┏━━
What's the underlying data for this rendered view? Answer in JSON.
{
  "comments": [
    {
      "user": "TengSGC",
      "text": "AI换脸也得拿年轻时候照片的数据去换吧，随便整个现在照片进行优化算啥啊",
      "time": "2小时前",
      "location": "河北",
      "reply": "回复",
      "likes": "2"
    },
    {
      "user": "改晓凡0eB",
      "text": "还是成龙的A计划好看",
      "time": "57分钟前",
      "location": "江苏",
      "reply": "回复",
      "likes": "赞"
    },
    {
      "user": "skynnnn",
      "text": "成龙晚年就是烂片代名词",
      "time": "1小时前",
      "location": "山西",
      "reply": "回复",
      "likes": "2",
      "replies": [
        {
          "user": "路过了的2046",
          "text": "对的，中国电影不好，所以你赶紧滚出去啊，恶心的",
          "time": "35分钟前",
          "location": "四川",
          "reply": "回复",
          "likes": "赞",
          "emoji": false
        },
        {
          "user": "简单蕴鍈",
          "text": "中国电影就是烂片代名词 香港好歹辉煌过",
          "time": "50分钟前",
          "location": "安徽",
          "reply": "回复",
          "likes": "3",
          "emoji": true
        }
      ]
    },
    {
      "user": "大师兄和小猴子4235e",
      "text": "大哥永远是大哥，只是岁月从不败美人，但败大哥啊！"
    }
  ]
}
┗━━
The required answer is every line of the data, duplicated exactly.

What's the underlying data for this rendered view? Answer in JSON.
{
  "comments": [
    {
      "user": "TengSGC",
      "text": "AI换脸也得拿年轻时候照片的数据去换吧，随便整个现在照片进行优化算啥啊",
      "time": "2小时前",
      "location": "河北",
      "reply": "回复",
      "likes": "2"
    },
    {
      "user": "改晓凡0eB",
      "text": "还是成龙的A计划好看",
      "time": "57分钟前",
      "location": "江苏",
      "reply": "回复",
      "likes": "赞"
    },
    {
      "user": "skynnnn",
      "text": "成龙晚年就是烂片代名词",
      "time": "1小时前",
      "location": "山西",
      "reply": "回复",
      "likes": "2",
      "replies": [
        {
          "user": "路过了的2046",
          "text": "对的，中国电影不好，所以你赶紧滚出去啊，恶心的",
          "time": "35分钟前",
          "location": "四川",
          "reply": "回复",
          "likes": "赞",
          "emoji": false
        },
        {
          "user": "简单蕴鍈",
          "text": "中国电影就是烂片代名词 香港好歹辉煌过",
          "time": "50分钟前",
          "location": "安徽",
          "reply": "回复",
          "likes": "3",
          "emoji": true
        }
      ]
    },
    {
      "user": "大师兄和小猴子4235e",
      "text": "大哥永远是大哥，只是岁月从不败美人，但败大哥啊！"
    }
  ]
}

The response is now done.